My youngest sister works in the astronomy department of the Creation Museum. Otherwise, I probably wouldn’t have heard of the transit of Venus, much less run around town looking for a good place to watch it. (You see, our house is situated smack up against the hills on the west side, so by 5 or so the sun is down behind the hills. ) She sent us special dark glasses to look at the sun so we’d be able to see Venus crossing over without burning our eyes out. It was cloudy at 6 when it started and there wasn’t much to see until nearly 7:30 when the clouds finally cleared away… and then… we all dramatically draw out of dark glasses that look like FBI agent crossed with old-school 3D glasses, and gaze full into the face of the sun… to see…
Not much. We all stared a good five minutes before we decided the tiny speck was indeed what we were looking for. There she is. Venus. I guess we were expecting something more like an eclipse, but then is would have been called an eclipse, wouldn’t it?
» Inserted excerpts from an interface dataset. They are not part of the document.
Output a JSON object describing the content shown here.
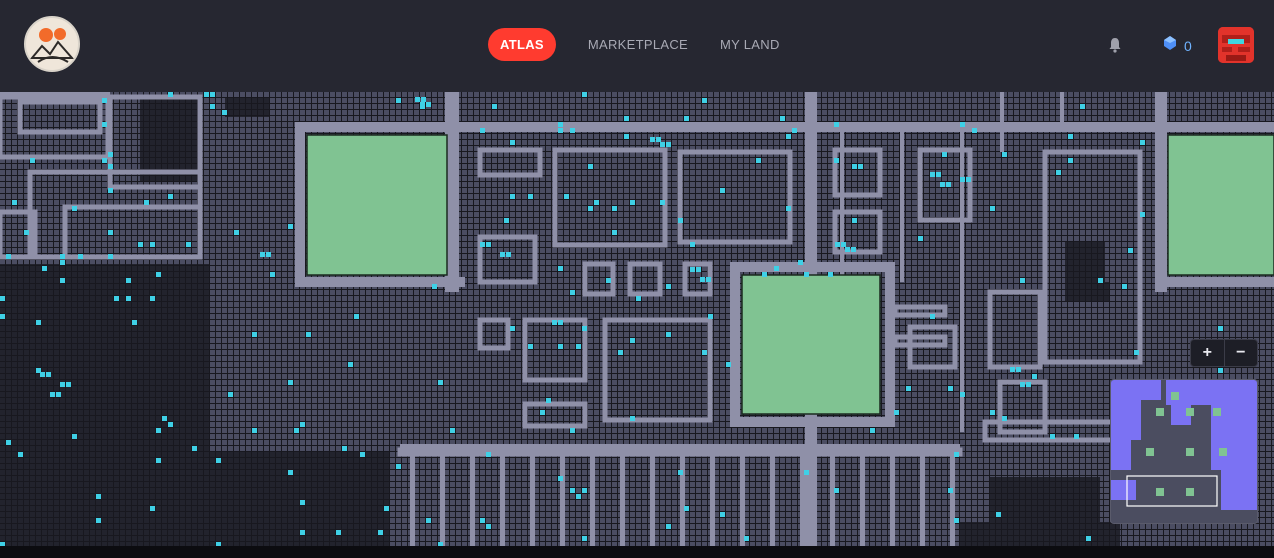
{
  "header": {
    "nav": [
      {
        "label": "ATLAS",
        "active": true
      },
      {
        "label": "MARKETPLACE",
        "active": false
      },
      {
        "label": "MY LAND",
        "active": false
      }
    ],
    "wallet_count": "0",
    "icons": {
      "logo": "decentraland-logo",
      "notifications": "bell-icon",
      "wallet": "mana-icon",
      "avatar": "avatar"
    }
  },
  "map": {
    "colors": {
      "background": "#15151c",
      "parcel": "#4b4d62",
      "owned": "#22232d",
      "road": "#8f90a8",
      "plaza": "#80c392",
      "on_sale": "#3fd0e6"
    }
  },
  "zoom": {
    "in_label": "+",
    "out_label": "−"
  },
  "minimap": {
    "colors": {
      "base": "#4b4d60",
      "district": "#7b72f3",
      "plaza": "#80c392",
      "viewport": "#ffffff"
    }
  }
}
Venus is roughly the same size as earth, so this can give you a touch of an idea of the size of the sun compared to us. And the sun is one of the smaller stars… the magnificence of creation! If you ever meander on through northern KY you really must stop at the Creation Museum and get tickets to their planetarium show. You will never look at stars the same way again.
A friend just put up this picture from NASA. Pretty cool.